Citizen journalism is news distributed, not by the pros, but by any (usually) unaffiliated citizen with a mobile phone and/or internet connection.1 In addition to this definition, citizen journalism is many things: a way to bypass censorship, a way to publicize the views and opinions of people who may not otherwise have a say, a way for the public to participate in the distribution of the news they and their fellow citizens will consume, etc.
On December 30, 2006 Saddam Hussein was executed, hanged by the Iraqi Special Tribunal for his crimes against humanity. The Iraqi government actually released an official video of the execution, respectfully excluding the exact moment of death from their version of the event.
However, shortly after the execution, another video surfaced and this one (supposedly taken and distributed by one of the guards with a mobile phone) showed everything, including the moment of death. (This is a link to the full unofficial video. VIEWER DISCRETION IS ADVISED). This is a particularly graphic example of citizen journalism.
(Image from hellasashell.wordpress.com)

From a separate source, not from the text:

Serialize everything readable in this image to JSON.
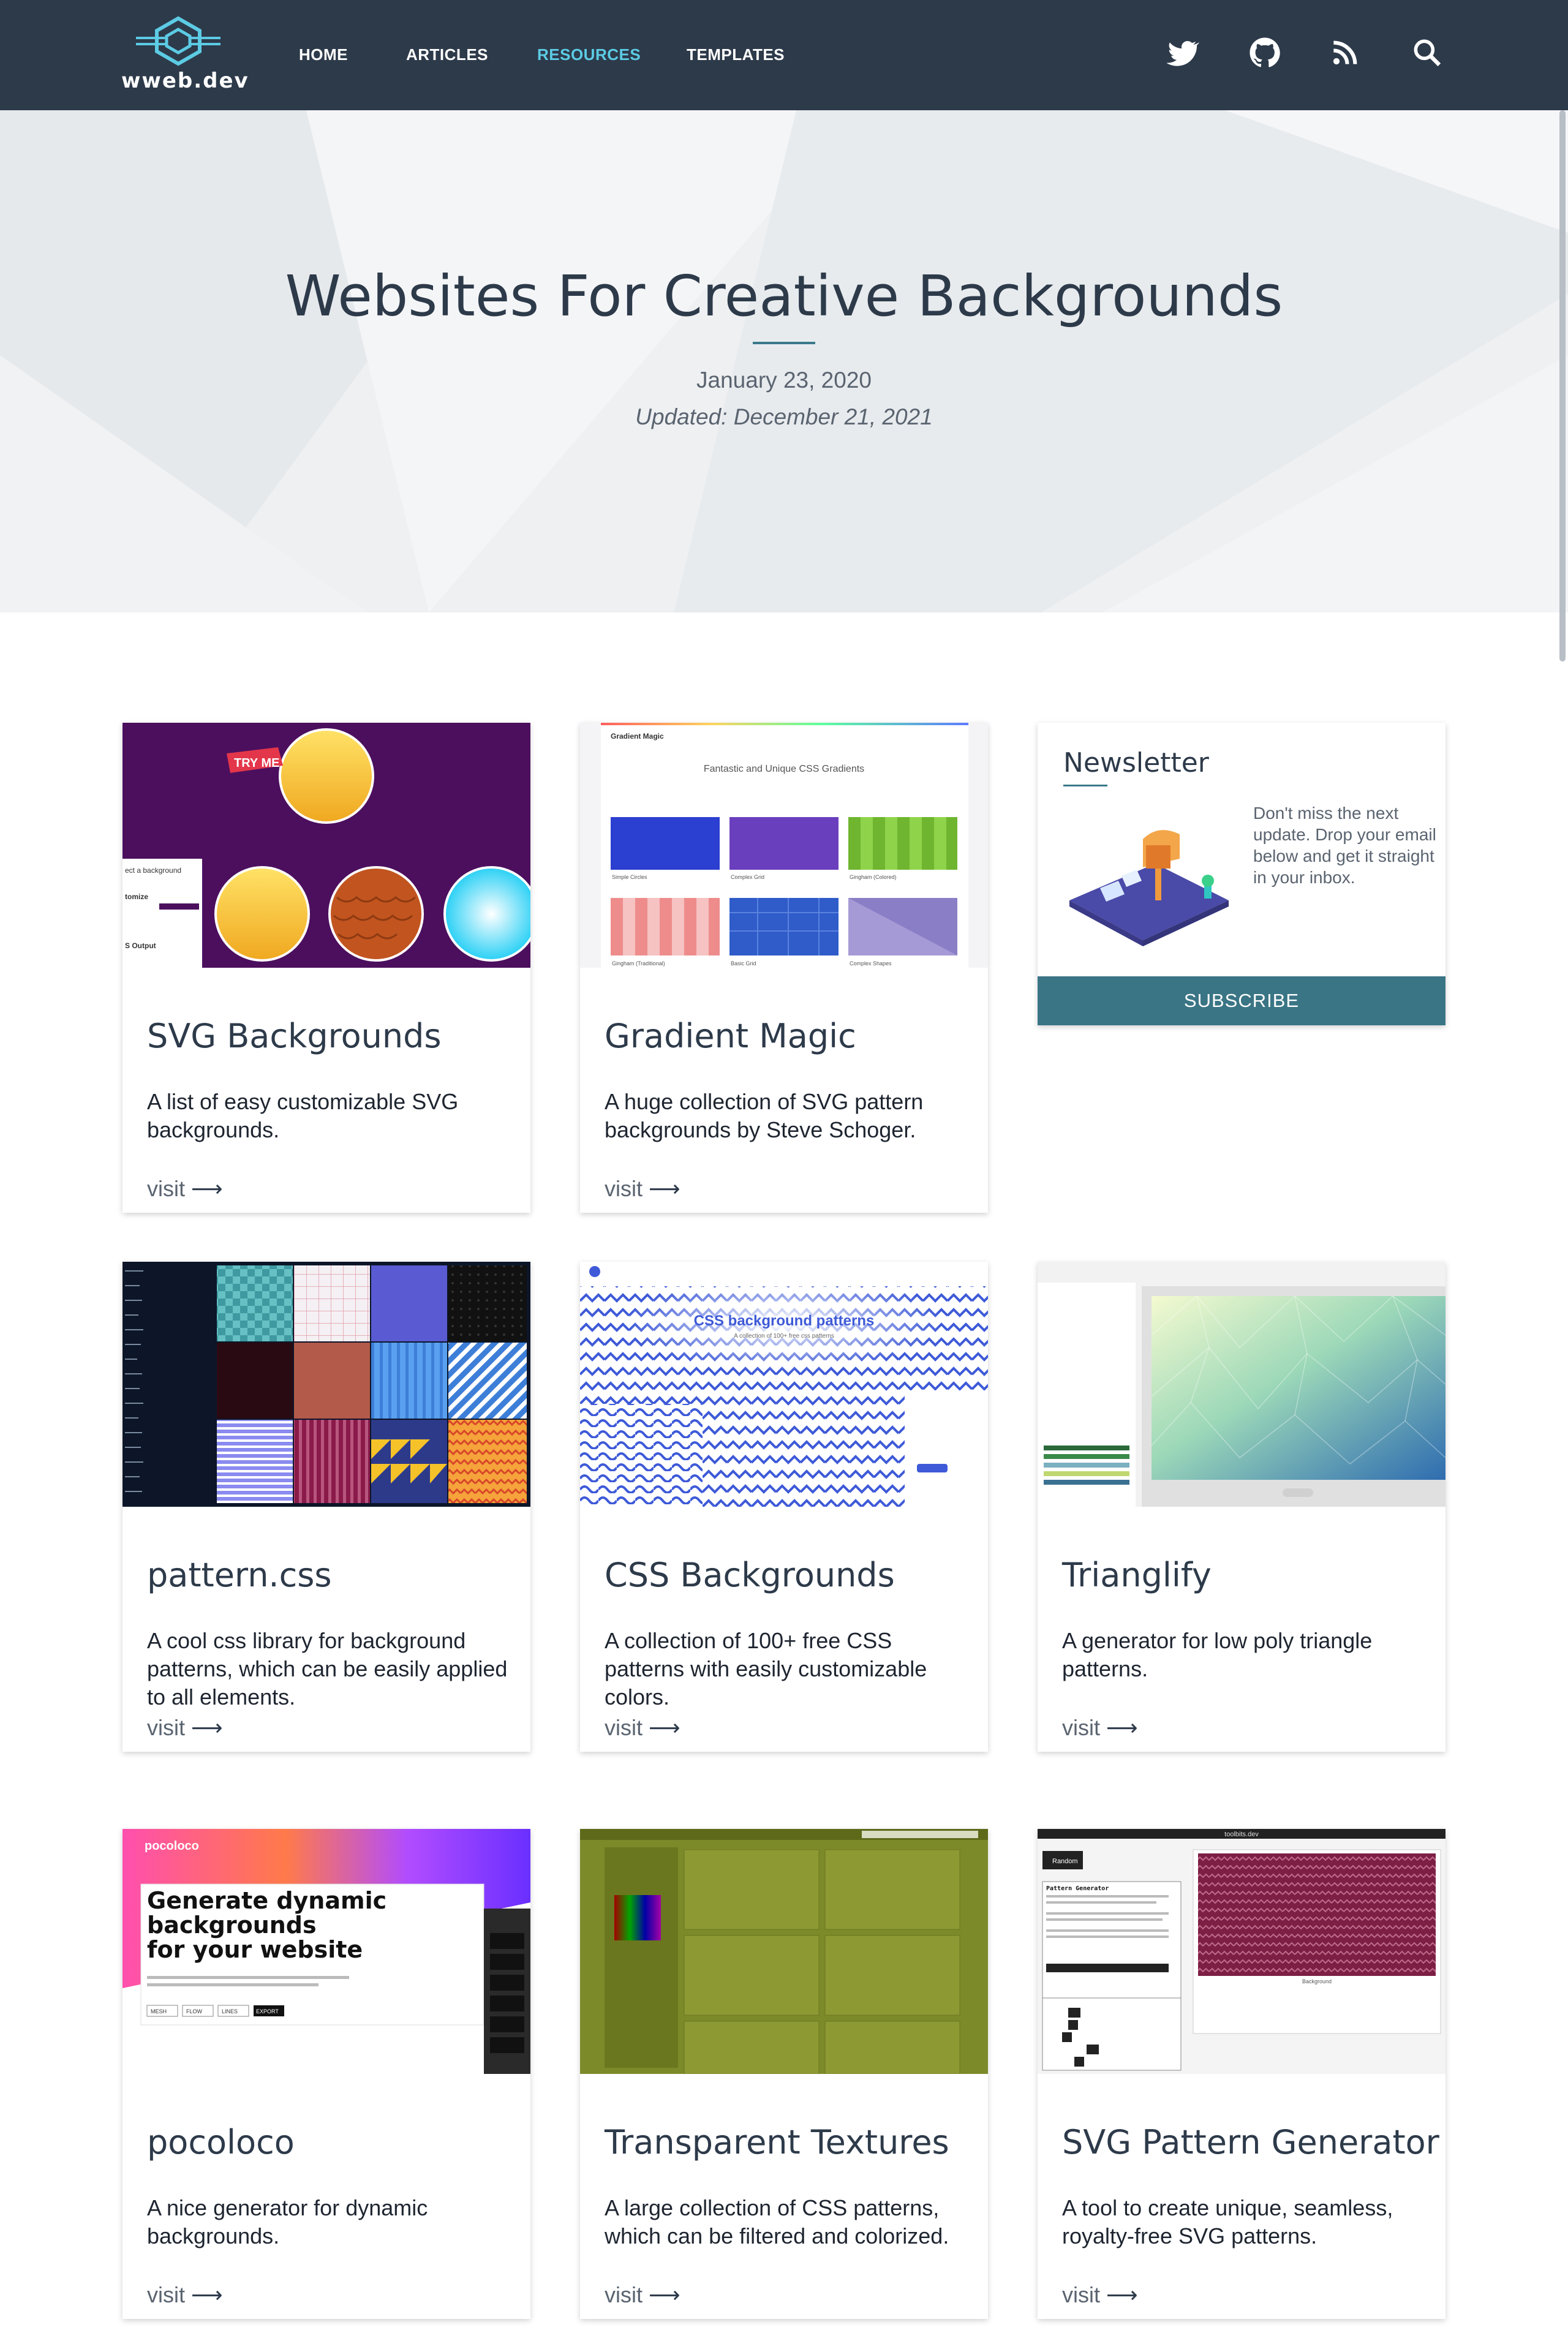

1. Ralph E. Hanson, Mass Communication: Living in a Media World, 3e (Washington, DC: CQ PRess, 2011), 365.